John and Kelly, sitting on the steps lived in a rooming house on Spring street: I doubt they had health insurance. Having a job was a badge of honor, a duty. All of the men pictured had skills that today people are paying to learn at places like IYRS. They were not particularly literate, but had something to offer.
Aluminum masts were still unusual. Rigging was wire rope. Wood shavings and sawdust were always everywhere, along with galvanized nails and silicon bronze flathead slotted wood screws.
Boats had to be tended to when launched until the planking swelled enough to keep the water out. I delivered a boat south one year that had spent the summer tied to the dock. It was a miracle we did not sink she leaked so badly during the trip . I will add that it blew 50 the entire time.
The Navy was a big presence in Newport, but so was fishing. This was a working waterfront.
All stories must have context. These images are the Newport waterfront I knew as a teenager. I had to limit the images, there are so many that evoke memories of how things were, a simpler time.
Joe Cooper is responsible for this post, when he referred to me as the original wharf rat. The consequences of an offhand remark. I looked up the definition of wharf rat. Unfortunately what I found was not as flattering as I had hoped.
I will post some images of the people who were the real waterfront: gave it personality. For now this is the place they lived and worked.
Long strand manila rope was sill an important commodity in the chandleries, three strand dacron was really special, Samson braid and Intrepid braid did not yet exist.
I learned to make my first wire to rope tail splice, and macrame and baggywrinkle were commonplace. Newport was still very much a Navy town. The MP’s were on every corner during the weekends to deal with the sailors on leave.
The important fact is that it was a working waterfront, the fabric of which had evolved from necessity. Life was definitely a little slower.
It is important to keep a perspective. This is the Newport during the 1960’s.Newport was still as sleepy navy town. We do not often take the time to reflect on how things were. If you are like me; you are racing to finish what you started during the day. Never mind the simple interruptions.
The Newport Bridge did not open until 1969. The photograph of the ferry with the bridge in the background I took from the transom of “Carina” on the way out to the start of the transatlantic race to Ireland.

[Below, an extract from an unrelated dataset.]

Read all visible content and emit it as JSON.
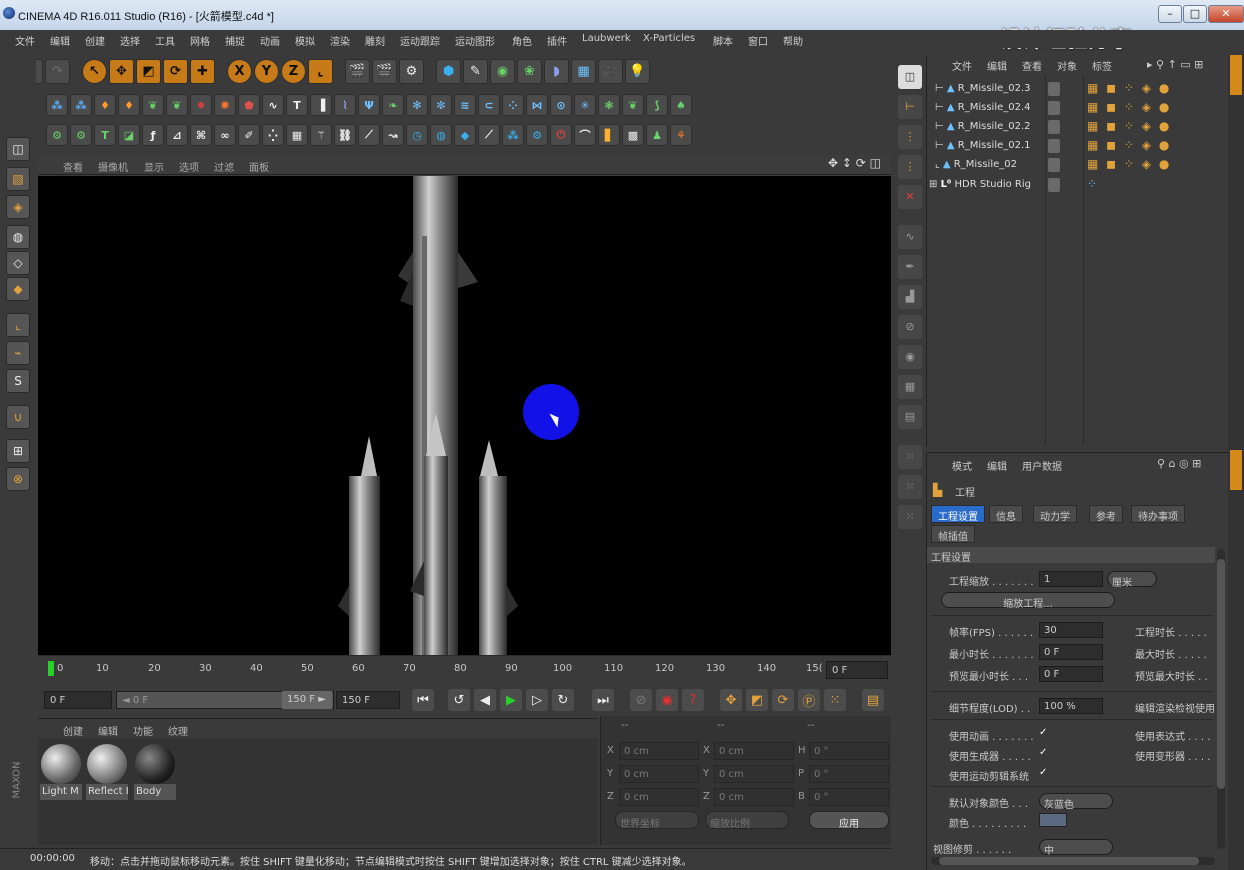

These are the men who worked on the 12 meters and every other ship that was hauled at Newport Shipyard.
Newport still had a working waterfront, filled with fishing boats. As you look at the photos many more small insights will appear.